SACRAMENTO — A bill imposing restrictions on charter schools that teach students at home or by computer was sent Thursday to Gov. Gray Davis.
The Senate approved the Assembly-passed measure by Sen. Patrick Johnston (D-Stockton) on a 22-15 vote.
Supporters of the bill said restrictions are needed to curb abuses such as charter schools serving students hundreds of miles away.
"If we don't deal with some of the problems that are beginning to emerge, people will lose faith in the charter school movement," said Sen. Dede Alpert (D-Coronado).
Republicans who opposed the bill said it will stifle the creativity that charter schools were designed to bring to education and put some of the schools out of business.
"This is the first step in strangling a good experiment in its infancy," said Sen. Richard Mountjoy (R-Arcadia).
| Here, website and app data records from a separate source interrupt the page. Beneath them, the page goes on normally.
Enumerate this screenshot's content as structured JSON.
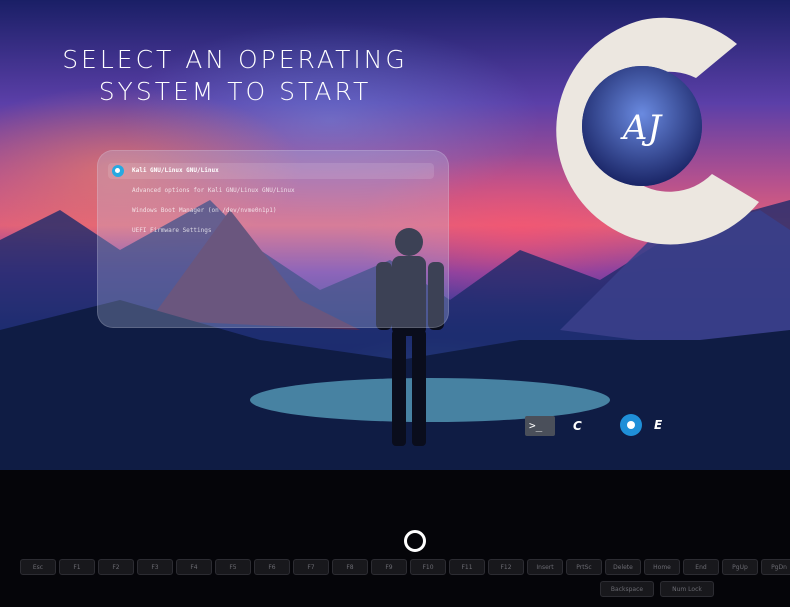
{
  "title": {
    "line1": "SELECT AN OPERATING",
    "line2": "SYSTEM TO START"
  },
  "menu": {
    "items": [
      {
        "label": "Kali GNU/Linux GNU/Linux"
      },
      {
        "label": "Advanced options for Kali GNU/Linux GNU/Linux"
      },
      {
        "label": "Windows Boot Manager (on /dev/nvme0n1p1)"
      },
      {
        "label": "UEFI Firmware Settings"
      }
    ],
    "selected_index": 0
  },
  "logo": {
    "text": "AJ"
  },
  "footer": {
    "console_key": "C",
    "editor_key": "E"
  },
  "keyboard": {
    "row1": [
      "Esc",
      "F1",
      "F2",
      "F3",
      "F4",
      "F5",
      "F6",
      "F7",
      "F8",
      "F9",
      "F10",
      "F11",
      "F12",
      "Insert",
      "PrtSc",
      "Delete",
      "Home",
      "End",
      "PgUp",
      "PgDn"
    ],
    "row2_visible": [
      "Backspace",
      "Num Lock"
    ]
  },
  "colors": {
    "accent": "#27a9e1",
    "panel": "rgba(190,200,235,.28)",
    "text": "#ffffff"
  },
  "icons": [
    "kali-dragon-icon",
    "terminal-icon",
    "setup-gear-icon",
    "loading-spinner-icon"
  ]
}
The bill is part of the state budget package, which contains $25 million to be used by the state to develop a formula for funding future charter schools.
The schools are intended to be innovative institutions created by parents, teachers or community groups free of normal state education regulations.
The measure would require charter schools to give students the same amount of hourly instruction each academic year as regular public schools, to maintain student attendance records and to give their students the statewide achievement test or lose funding.
It would also require charter schools to serve students no farther away than an adjacent county.